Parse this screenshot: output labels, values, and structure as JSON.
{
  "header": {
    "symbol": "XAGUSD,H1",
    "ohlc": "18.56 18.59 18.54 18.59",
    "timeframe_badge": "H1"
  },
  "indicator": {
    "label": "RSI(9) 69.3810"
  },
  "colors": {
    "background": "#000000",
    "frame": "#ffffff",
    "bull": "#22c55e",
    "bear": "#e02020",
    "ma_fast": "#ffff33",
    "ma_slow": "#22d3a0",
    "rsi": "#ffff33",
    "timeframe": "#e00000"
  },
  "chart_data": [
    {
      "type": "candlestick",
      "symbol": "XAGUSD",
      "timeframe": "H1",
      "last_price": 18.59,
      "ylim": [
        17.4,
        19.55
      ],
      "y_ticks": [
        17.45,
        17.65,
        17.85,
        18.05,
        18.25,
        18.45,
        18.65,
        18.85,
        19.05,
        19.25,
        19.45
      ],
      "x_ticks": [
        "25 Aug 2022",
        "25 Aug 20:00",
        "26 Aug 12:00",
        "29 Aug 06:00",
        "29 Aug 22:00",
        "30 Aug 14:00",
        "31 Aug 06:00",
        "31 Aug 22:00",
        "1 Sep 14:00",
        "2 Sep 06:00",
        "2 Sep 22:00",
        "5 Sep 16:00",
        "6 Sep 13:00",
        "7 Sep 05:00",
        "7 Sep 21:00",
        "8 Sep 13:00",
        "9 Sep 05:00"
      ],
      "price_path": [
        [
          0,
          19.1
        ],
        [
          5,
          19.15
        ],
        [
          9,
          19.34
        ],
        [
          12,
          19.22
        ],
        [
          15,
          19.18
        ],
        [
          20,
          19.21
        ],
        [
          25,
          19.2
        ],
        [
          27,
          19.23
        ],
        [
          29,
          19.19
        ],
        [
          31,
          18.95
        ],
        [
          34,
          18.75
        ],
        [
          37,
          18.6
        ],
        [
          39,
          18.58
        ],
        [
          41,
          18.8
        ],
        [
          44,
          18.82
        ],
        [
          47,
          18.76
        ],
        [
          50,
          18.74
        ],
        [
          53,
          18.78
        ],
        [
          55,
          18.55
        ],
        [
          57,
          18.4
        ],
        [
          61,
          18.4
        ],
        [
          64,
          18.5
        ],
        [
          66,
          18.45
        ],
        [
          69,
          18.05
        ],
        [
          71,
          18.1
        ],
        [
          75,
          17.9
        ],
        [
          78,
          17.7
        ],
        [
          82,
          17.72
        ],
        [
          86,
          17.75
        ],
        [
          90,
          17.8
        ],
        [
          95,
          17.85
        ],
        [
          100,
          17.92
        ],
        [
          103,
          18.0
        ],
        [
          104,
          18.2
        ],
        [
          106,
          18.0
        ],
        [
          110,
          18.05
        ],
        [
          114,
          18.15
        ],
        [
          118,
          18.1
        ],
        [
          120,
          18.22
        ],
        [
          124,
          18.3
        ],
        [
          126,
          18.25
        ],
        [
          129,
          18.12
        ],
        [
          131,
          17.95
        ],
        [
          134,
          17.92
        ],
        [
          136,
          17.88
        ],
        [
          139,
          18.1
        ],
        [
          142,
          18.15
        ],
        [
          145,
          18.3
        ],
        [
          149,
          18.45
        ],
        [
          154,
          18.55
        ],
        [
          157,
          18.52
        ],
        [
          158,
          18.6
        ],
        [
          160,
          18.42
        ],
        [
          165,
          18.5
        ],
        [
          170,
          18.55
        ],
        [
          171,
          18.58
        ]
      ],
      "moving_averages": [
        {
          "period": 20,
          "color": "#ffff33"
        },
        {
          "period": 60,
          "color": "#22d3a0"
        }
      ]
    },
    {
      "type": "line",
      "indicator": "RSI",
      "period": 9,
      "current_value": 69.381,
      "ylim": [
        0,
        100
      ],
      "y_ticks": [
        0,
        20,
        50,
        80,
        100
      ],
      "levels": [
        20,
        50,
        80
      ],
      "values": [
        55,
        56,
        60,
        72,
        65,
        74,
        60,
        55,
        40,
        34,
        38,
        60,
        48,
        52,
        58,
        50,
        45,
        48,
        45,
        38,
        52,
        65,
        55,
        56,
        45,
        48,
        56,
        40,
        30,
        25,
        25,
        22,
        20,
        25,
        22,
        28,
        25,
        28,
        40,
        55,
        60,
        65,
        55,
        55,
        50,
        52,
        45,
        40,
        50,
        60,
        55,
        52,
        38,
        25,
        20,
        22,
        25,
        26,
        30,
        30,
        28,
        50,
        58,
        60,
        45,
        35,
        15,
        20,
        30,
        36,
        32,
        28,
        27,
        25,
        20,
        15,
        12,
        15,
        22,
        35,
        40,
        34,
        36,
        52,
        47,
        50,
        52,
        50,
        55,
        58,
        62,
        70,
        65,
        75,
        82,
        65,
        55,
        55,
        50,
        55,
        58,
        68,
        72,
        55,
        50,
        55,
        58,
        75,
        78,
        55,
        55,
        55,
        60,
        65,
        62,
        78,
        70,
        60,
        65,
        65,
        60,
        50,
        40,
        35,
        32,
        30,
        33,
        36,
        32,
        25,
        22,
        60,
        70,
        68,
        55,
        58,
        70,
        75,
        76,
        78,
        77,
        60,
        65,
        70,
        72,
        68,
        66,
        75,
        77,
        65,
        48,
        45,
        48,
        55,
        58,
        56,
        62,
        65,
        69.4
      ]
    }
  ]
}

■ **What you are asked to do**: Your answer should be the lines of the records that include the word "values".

■ **Reply**:
Parse this screenshot: output labels, values, and structure as JSON.
      "values": [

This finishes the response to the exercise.